For retirees 65 and older, here's when you can stop filing taxes: Single retirees who earn less than $14,250. Married retirees filing jointly, who earn less than $26,450 if one spouse is 65 or older or who earn less than $27,800 if both spouses are age 65 or older. Married retirees filing separately who earn less than ...
Survivors Benefit Amount
Widow or widower, full retirement age or older — 100% of the deceased worker's benefit amount. Widow or widower, age 60 — full retirement age — 71½ to 99% of the deceased worker's basic amount. Widow or widower with a disability aged 50 through 59 — 71½%.
At age 65: $2,993. At age 66: $3,240. At age 70: $4,194.
The short answer is yes.
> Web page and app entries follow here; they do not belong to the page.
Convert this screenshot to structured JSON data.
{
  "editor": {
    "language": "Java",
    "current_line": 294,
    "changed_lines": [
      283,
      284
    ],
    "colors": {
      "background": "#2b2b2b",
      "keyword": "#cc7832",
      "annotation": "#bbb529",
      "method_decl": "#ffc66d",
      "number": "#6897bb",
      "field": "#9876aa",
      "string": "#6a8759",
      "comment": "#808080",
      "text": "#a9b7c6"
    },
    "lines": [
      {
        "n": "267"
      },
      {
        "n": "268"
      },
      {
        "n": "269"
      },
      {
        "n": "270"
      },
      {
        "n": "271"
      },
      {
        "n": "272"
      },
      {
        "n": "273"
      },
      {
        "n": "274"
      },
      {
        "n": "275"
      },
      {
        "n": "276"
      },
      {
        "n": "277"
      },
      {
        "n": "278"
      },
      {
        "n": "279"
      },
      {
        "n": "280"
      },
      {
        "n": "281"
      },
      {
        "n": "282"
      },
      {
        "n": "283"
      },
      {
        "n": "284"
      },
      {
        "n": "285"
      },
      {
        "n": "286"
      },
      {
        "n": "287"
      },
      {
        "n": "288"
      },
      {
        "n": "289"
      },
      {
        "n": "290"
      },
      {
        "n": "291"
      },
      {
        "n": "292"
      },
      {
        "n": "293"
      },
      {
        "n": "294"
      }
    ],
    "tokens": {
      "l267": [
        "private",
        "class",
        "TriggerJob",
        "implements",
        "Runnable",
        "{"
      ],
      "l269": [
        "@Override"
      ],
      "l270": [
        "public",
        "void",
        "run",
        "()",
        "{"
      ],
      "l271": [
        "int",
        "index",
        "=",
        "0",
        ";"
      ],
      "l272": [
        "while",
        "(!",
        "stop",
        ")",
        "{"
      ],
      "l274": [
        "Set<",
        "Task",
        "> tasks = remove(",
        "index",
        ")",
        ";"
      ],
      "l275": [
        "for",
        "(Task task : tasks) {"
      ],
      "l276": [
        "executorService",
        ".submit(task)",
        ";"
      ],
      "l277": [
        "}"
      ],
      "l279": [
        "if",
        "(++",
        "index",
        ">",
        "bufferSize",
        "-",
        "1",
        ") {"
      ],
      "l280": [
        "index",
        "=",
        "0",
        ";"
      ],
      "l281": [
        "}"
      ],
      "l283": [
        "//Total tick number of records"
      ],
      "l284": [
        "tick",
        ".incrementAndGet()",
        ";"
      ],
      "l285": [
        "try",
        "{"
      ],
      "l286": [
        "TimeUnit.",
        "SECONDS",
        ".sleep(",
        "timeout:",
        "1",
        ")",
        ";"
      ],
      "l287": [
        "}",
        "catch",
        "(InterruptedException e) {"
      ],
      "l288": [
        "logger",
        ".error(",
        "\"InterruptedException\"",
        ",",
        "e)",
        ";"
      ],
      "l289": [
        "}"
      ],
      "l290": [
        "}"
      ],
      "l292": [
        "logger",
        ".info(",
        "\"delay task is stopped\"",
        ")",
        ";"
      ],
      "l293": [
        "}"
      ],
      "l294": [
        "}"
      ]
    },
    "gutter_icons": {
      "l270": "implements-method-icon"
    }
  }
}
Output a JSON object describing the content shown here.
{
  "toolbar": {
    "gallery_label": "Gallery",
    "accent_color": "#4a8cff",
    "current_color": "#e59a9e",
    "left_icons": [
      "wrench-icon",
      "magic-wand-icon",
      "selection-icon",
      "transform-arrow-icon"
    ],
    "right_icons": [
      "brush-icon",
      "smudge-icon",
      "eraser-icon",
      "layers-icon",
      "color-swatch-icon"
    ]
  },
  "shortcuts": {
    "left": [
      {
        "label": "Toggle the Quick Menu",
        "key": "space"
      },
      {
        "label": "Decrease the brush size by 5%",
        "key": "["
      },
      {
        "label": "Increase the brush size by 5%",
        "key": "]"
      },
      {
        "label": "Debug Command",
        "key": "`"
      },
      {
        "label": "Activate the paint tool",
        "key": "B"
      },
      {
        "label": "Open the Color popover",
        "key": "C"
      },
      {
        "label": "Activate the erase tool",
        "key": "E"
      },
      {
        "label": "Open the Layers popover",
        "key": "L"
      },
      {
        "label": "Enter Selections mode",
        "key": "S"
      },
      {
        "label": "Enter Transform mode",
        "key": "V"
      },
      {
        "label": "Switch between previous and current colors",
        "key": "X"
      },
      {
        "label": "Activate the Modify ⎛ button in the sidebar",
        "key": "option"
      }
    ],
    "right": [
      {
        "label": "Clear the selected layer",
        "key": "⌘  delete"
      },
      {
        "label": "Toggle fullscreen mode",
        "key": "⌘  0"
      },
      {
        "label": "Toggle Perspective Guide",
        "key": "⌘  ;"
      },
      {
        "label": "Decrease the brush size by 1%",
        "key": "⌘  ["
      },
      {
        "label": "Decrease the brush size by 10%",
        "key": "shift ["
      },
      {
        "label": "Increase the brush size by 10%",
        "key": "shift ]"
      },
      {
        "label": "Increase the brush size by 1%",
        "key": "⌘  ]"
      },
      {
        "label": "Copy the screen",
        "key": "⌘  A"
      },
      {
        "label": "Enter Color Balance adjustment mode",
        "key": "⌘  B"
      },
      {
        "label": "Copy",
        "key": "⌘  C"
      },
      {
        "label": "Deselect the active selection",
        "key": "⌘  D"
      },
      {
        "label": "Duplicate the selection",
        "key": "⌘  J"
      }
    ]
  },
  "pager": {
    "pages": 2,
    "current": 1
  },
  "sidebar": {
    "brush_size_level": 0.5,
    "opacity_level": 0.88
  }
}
Retirees who begin collecting Social Security at 62 instead of at the full retirement age (67 for those born in 1960 or later) can expect their monthly benefits to be 30% lower. So, delaying claiming until 67 will result in a larger monthly check.
If Social Security is your sole source of income, then you don't need to file a tax return. If the only income you receive is your Social Security benefits, then you typically don't have to file a federal income tax return.
According to AARP, a good retirement income is about 80 percent of your pre-tax income prior to leaving the workforce. This is because when you're no longer working, you won't be paying income tax or other job-related expenses.
A: Your Social Security payment is based on your best 35 years of work. And, whether we like it or not, if you don't have 35 years of work, the Social Security Administration (SSA) still uses 35 years and posts zeros for the missing years, says Andy Landis, author of Social Security: The Inside Story, 2016 Edition.
The most an individual who files a claim for Social Security retirement benefits in 2022 can receive per month is: $2,364 for someone who files at 62. $3,345 for someone who files at full retirement age (66 and 2 months for people born in 1955, 66 and 4 months for people born in 1956).
You would pay taxes on 85 percent of your $18,000 in annual benefits, or $15,300. Nobody pays taxes on more than 85 percent of their Social Security benefits, no matter their income. The Social Security Administration estimates that about 56 percent of Social Security recipients owe income taxes on their benefits.
That adds up to $2,096.48 as a monthly benefit if you retire at full retirement age. Put another way, Social Security will replace about 42% of your past $60,000 salary. That's a lot better than the roughly 26% figure for those making $120,000 per year.
When you reach your full retirement age, you can work and earn as much as you want and still get your full Social Security benefit payment.
About 40% of older Americans rely exclusively on Social Security for retirement income, according to recent research from the National Institute on Retirement Security.
If you were born in 1929 or later, you need 40 credits (usually, this is 10 years of work). If you stop working before you have enough credits to qualify for benefits, the credits will remain on your Social Security record. If you return to work later, more credits may be added.